**WHAT IS BEING ASKED**
Tally the lines of the listing that contain the string "text". Give the number and nothing else.

**PROVIDED DATA**
:::::
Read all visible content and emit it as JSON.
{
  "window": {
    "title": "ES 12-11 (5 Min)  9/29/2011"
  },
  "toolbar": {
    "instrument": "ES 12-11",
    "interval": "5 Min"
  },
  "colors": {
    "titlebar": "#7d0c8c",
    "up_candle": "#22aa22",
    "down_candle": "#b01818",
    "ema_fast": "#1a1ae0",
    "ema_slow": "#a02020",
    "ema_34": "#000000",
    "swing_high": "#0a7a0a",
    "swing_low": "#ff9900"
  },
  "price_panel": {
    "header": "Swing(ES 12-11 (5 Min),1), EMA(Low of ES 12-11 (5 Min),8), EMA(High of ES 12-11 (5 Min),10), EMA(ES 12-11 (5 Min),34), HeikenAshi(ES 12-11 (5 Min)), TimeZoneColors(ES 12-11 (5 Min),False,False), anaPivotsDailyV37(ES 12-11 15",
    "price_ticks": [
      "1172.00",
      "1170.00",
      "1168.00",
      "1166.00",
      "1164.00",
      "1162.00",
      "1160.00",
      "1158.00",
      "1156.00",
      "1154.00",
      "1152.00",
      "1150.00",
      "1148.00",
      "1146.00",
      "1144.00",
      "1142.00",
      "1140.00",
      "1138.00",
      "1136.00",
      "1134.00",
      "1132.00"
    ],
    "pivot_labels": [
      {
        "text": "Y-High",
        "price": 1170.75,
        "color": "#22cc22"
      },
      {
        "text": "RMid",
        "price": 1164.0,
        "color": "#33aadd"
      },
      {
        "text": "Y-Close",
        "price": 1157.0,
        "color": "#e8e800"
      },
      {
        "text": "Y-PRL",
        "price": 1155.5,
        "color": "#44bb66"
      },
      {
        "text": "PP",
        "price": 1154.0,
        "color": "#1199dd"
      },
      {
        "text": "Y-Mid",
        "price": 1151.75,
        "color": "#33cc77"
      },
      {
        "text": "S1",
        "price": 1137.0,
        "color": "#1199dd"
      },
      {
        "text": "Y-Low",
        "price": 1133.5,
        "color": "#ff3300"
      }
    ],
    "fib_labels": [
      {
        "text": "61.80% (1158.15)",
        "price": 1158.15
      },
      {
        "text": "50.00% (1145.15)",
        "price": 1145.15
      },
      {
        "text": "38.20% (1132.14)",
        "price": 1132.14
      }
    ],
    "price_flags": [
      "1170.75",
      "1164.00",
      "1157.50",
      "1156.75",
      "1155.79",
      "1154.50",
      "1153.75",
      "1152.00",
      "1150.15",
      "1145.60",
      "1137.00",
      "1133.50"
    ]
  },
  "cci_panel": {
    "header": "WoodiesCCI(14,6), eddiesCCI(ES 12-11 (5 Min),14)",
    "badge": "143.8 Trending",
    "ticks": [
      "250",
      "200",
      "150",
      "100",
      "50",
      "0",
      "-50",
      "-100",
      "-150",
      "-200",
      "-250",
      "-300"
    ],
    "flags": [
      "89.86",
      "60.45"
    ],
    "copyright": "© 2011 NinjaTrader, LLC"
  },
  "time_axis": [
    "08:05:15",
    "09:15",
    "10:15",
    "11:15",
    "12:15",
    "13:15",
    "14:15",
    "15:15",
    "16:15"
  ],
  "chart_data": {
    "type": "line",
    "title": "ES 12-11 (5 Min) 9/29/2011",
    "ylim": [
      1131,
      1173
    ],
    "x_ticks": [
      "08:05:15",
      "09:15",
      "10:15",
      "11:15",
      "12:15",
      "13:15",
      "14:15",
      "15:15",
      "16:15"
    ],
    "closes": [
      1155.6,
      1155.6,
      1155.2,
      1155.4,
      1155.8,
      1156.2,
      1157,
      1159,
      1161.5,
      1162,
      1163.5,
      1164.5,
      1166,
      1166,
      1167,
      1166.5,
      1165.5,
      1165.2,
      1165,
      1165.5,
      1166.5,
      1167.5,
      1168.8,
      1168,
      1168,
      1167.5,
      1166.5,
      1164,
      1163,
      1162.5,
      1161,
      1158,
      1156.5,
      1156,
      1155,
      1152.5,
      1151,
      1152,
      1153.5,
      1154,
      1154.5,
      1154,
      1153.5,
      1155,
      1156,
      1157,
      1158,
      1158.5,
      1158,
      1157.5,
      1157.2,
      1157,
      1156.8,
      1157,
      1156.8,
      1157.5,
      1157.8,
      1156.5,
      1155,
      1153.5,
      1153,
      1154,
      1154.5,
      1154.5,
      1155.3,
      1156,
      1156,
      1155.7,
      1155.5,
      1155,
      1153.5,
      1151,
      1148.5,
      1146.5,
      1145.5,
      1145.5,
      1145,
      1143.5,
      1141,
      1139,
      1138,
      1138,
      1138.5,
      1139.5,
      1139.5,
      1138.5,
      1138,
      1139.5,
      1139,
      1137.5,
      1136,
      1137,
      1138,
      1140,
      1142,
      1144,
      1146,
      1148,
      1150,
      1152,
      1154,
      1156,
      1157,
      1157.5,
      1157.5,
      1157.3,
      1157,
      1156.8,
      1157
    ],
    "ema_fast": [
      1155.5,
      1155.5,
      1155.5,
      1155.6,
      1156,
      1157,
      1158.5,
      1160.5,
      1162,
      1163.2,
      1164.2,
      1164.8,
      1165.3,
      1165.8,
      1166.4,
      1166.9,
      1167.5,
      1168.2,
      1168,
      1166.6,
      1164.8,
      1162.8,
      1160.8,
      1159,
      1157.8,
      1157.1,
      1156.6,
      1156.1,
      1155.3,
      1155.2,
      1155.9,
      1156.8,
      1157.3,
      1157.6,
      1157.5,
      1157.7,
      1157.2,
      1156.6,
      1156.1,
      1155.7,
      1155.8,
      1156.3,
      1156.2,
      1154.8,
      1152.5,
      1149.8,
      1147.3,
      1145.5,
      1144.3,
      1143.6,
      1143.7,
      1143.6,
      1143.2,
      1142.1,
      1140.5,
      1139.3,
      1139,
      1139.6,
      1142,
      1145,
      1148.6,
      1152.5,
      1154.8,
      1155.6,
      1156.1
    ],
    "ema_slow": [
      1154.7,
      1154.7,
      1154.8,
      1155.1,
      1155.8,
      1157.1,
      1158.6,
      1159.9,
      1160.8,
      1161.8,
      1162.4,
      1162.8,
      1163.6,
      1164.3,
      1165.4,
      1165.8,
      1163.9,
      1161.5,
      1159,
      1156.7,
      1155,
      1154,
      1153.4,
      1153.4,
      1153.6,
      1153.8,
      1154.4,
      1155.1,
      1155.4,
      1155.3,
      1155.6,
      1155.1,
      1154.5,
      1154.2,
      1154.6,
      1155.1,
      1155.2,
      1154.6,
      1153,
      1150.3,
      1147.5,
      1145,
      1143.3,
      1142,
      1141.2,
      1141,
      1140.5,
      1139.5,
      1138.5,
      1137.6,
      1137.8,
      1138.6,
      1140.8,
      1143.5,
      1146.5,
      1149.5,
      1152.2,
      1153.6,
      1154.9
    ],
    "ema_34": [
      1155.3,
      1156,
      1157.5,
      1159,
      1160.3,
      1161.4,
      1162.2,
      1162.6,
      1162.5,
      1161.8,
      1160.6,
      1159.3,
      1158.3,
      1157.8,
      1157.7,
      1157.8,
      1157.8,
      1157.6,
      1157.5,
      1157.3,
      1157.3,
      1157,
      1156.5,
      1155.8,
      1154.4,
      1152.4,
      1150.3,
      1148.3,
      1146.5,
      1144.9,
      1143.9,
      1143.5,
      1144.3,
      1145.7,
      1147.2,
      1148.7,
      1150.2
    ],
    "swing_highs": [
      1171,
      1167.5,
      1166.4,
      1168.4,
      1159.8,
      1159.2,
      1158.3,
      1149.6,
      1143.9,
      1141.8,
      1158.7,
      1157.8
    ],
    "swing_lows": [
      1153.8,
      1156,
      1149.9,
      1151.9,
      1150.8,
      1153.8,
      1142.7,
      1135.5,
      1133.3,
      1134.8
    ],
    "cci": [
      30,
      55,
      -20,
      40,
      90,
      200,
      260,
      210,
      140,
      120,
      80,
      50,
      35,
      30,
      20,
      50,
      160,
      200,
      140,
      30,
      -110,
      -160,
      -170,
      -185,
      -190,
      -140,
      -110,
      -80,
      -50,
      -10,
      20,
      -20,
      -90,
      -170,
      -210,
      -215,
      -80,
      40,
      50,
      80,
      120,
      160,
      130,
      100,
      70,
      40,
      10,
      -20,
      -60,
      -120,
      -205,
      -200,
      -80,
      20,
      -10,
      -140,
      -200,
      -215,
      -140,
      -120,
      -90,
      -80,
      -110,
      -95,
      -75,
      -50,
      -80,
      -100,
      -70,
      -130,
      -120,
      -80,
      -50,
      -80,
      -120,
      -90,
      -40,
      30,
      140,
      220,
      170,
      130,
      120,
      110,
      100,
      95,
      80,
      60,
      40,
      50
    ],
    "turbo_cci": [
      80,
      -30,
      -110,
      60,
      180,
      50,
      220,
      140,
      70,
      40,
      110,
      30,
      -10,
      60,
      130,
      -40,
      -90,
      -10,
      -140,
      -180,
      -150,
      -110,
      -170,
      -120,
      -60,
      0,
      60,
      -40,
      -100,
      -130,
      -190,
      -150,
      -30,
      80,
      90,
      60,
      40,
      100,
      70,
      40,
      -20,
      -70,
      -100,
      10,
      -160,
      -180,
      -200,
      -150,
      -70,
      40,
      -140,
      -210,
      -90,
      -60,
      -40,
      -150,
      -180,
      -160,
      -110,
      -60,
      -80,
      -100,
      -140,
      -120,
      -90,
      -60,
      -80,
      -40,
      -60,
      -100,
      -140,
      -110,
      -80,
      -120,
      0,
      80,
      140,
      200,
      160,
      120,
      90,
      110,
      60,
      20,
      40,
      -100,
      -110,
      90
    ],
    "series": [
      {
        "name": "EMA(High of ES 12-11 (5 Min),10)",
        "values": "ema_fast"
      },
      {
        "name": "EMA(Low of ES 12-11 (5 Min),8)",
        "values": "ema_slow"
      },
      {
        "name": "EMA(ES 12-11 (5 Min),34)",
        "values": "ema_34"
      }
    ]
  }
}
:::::
**EXERCISE ANSWER**
11